■ Exercise goal ■
Print the records again, matching each line exactly.

====

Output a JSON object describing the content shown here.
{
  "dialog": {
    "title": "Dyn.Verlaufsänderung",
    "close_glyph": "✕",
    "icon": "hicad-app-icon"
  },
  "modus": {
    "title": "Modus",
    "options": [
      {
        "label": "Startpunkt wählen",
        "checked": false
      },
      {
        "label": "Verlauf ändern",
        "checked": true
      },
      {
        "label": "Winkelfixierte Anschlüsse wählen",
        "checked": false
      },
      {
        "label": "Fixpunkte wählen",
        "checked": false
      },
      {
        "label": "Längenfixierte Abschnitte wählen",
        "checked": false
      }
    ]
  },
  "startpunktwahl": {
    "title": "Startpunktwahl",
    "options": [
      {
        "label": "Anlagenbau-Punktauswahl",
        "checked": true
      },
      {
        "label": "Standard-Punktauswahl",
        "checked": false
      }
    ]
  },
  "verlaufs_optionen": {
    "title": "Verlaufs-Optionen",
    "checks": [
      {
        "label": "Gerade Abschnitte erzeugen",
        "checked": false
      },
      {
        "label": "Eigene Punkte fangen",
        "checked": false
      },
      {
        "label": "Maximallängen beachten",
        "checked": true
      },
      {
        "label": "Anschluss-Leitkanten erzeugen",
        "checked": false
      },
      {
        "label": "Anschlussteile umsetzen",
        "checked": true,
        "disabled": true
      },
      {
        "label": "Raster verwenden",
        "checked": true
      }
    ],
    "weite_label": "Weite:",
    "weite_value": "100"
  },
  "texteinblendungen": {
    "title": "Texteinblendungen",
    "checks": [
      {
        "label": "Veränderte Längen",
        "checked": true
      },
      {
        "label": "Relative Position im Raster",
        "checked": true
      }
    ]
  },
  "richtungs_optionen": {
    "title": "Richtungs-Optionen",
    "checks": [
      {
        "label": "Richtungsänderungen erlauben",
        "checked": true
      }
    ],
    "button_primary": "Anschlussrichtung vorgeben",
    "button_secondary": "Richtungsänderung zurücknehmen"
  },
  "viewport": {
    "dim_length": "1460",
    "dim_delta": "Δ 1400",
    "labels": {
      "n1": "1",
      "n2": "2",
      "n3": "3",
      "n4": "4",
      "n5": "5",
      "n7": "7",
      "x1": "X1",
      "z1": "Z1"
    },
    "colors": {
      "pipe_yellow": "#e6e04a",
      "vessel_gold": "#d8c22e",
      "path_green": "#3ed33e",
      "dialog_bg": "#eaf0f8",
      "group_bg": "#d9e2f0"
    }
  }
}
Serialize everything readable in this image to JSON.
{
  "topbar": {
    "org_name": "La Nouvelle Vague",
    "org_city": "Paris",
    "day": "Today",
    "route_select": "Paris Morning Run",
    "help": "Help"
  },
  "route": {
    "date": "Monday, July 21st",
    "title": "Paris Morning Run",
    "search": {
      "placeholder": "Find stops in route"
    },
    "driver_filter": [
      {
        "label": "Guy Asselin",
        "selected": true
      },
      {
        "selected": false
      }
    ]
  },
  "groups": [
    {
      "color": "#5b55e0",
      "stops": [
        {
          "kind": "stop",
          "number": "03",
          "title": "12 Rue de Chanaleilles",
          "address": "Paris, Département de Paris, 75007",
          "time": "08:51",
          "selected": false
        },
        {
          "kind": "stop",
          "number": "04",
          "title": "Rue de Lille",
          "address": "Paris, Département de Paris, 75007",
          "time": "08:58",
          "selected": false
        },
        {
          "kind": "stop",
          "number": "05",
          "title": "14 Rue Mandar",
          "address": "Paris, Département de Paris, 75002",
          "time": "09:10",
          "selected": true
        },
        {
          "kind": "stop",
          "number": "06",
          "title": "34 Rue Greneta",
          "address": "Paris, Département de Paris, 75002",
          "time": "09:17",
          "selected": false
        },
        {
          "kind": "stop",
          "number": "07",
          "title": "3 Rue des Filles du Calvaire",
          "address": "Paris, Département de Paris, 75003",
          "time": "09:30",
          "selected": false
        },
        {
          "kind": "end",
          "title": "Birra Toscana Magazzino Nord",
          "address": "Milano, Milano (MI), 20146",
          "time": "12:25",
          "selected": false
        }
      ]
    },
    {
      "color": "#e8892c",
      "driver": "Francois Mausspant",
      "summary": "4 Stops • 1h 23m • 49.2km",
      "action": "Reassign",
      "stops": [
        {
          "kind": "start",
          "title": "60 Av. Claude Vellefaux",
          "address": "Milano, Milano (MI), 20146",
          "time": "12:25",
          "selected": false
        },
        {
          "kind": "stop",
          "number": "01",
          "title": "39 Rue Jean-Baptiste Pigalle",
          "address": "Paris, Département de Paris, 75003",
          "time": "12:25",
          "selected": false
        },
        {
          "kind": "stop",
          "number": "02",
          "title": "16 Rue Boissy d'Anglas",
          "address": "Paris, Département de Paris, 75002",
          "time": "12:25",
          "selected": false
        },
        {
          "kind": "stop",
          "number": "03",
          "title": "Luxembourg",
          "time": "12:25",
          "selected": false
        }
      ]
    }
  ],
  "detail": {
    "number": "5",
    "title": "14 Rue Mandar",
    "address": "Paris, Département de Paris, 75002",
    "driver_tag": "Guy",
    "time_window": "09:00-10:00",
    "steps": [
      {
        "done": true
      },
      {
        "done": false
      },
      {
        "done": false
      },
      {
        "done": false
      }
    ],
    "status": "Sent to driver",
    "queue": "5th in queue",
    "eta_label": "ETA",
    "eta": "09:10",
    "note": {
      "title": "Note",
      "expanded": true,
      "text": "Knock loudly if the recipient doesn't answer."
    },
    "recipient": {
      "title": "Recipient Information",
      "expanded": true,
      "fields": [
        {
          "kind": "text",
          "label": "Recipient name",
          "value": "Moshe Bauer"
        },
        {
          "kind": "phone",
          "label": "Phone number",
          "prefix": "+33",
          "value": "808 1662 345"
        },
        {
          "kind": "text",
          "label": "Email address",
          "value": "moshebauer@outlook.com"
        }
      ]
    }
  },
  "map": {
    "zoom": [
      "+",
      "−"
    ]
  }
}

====

■ Worked solution ■
Output a JSON object describing the content shown here.
{
  "dialog": {
    "title": "Dyn.Verlaufsänderung",
    "close_glyph": "✕",
    "icon": "hicad-app-icon"
  },
  "modus": {
    "title": "Modus",
    "options": [
      {
        "label": "Startpunkt wählen",
        "checked": false
      },
      {
        "label": "Verlauf ändern",
        "checked": true
      },
      {
        "label": "Winkelfixierte Anschlüsse wählen",
        "checked": false
      },
      {
        "label": "Fixpunkte wählen",
        "checked": false
      },
      {
        "label": "Längenfixierte Abschnitte wählen",
        "checked": false
      }
    ]
  },
  "startpunktwahl": {
    "title": "Startpunktwahl",
    "options": [
      {
        "label": "Anlagenbau-Punktauswahl",
        "checked": true
      },
      {
        "label": "Standard-Punktauswahl",
        "checked": false
      }
    ]
  },
  "verlaufs_optionen": {
    "title": "Verlaufs-Optionen",
    "checks": [
      {
        "label": "Gerade Abschnitte erzeugen",
        "checked": false
      },
      {
        "label": "Eigene Punkte fangen",
        "checked": false
      },
      {
        "label": "Maximallängen beachten",
        "checked": true
      },
      {
        "label": "Anschluss-Leitkanten erzeugen",
        "checked": false
      },
      {
        "label": "Anschlussteile umsetzen",
        "checked": true,
        "disabled": true
      },
      {
        "label": "Raster verwenden",
        "checked": true
      }
    ],
    "weite_label": "Weite:",
    "weite_value": "100"
  },
  "texteinblendungen": {
    "title": "Texteinblendungen",
    "checks": [
      {
        "label": "Veränderte Längen",
        "checked": true
      },
      {
        "label": "Relative Position im Raster",
        "checked": true
      }
    ]
  },
  "richtungs_optionen": {
    "title": "Richtungs-Optionen",
    "checks": [
      {
        "label": "Richtungsänderungen erlauben",
        "checked": true
      }
    ],
    "button_primary": "Anschlussrichtung vorgeben",
    "button_secondary": "Richtungsänderung zurücknehmen"
  },
  "viewport": {
    "dim_length": "1460",
    "dim_delta": "Δ 1400",
    "labels": {
      "n1": "1",
      "n2": "2",
      "n3": "3",
      "n4": "4",
      "n5": "5",
      "n7": "7",
      "x1": "X1",
      "z1": "Z1"
    },
    "colors": {
      "pipe_yellow": "#e6e04a",
      "vessel_gold": "#d8c22e",
      "path_green": "#3ed33e",
      "dialog_bg": "#eaf0f8",
      "group_bg": "#d9e2f0"
    }
  }
}
Serialize everything readable in this image to JSON.
{
  "topbar": {
    "org_name": "La Nouvelle Vague",
    "org_city": "Paris",
    "day": "Today",
    "route_select": "Paris Morning Run",
    "help": "Help"
  },
  "route": {
    "date": "Monday, July 21st",
    "title": "Paris Morning Run",
    "search": {
      "placeholder": "Find stops in route"
    },
    "driver_filter": [
      {
        "label": "Guy Asselin",
        "selected": true
      },
      {
        "selected": false
      }
    ]
  },
  "groups": [
    {
      "color": "#5b55e0",
      "stops": [
        {
          "kind": "stop",
          "number": "03",
          "title": "12 Rue de Chanaleilles",
          "address": "Paris, Département de Paris, 75007",
          "time": "08:51",
          "selected": false
        },
        {
          "kind": "stop",
          "number": "04",
          "title": "Rue de Lille",
          "address": "Paris, Département de Paris, 75007",
          "time": "08:58",
          "selected": false
        },
        {
          "kind": "stop",
          "number": "05",
          "title": "14 Rue Mandar",
          "address": "Paris, Département de Paris, 75002",
          "time": "09:10",
          "selected": true
        },
        {
          "kind": "stop",
          "number": "06",
          "title": "34 Rue Greneta",
          "address": "Paris, Département de Paris, 75002",
          "time": "09:17",
          "selected": false
        },
        {
          "kind": "stop",
          "number": "07",
          "title": "3 Rue des Filles du Calvaire",
          "address": "Paris, Département de Paris, 75003",
          "time": "09:30",
          "selected": false
        },
        {
          "kind": "end",
          "title": "Birra Toscana Magazzino Nord",
          "address": "Milano, Milano (MI), 20146",
          "time": "12:25",
          "selected": false
        }
      ]
    },
    {
      "color": "#e8892c",
      "driver": "Francois Mausspant",
      "summary": "4 Stops • 1h 23m • 49.2km",
      "action": "Reassign",
      "stops": [
        {
          "kind": "start",
          "title": "60 Av. Claude Vellefaux",
          "address": "Milano, Milano (MI), 20146",
          "time": "12:25",
          "selected": false
        },
        {
          "kind": "stop",
          "number": "01",
          "title": "39 Rue Jean-Baptiste Pigalle",
          "address": "Paris, Département de Paris, 75003",
          "time": "12:25",
          "selected": false
        },
        {
          "kind": "stop",
          "number": "02",
          "title": "16 Rue Boissy d'Anglas",
          "address": "Paris, Département de Paris, 75002",
          "time": "12:25",
          "selected": false
        },
        {
          "kind": "stop",
          "number": "03",
          "title": "Luxembourg",
          "time": "12:25",
          "selected": false
        }
      ]
    }
  ],
  "detail": {
    "number": "5",
    "title": "14 Rue Mandar",
    "address": "Paris, Département de Paris, 75002",
    "driver_tag": "Guy",
    "time_window": "09:00-10:00",
    "steps": [
      {
        "done": true
      },
      {
        "done": false
      },
      {
        "done": false
      },
      {
        "done": false
      }
    ],
    "status": "Sent to driver",
    "queue": "5th in queue",
    "eta_label": "ETA",
    "eta": "09:10",
    "note": {
      "title": "Note",
      "expanded": true,
      "text": "Knock loudly if the recipient doesn't answer."
    },
    "recipient": {
      "title": "Recipient Information",
      "expanded": true,
      "fields": [
        {
          "kind": "text",
          "label": "Recipient name",
          "value": "Moshe Bauer"
        },
        {
          "kind": "phone",
          "label": "Phone number",
          "prefix": "+33",
          "value": "808 1662 345"
        },
        {
          "kind": "text",
          "label": "Email address",
          "value": "moshebauer@outlook.com"
        }
      ]
    }
  },
  "map": {
    "zoom": [
      "+",
      "−"
    ]
  }
}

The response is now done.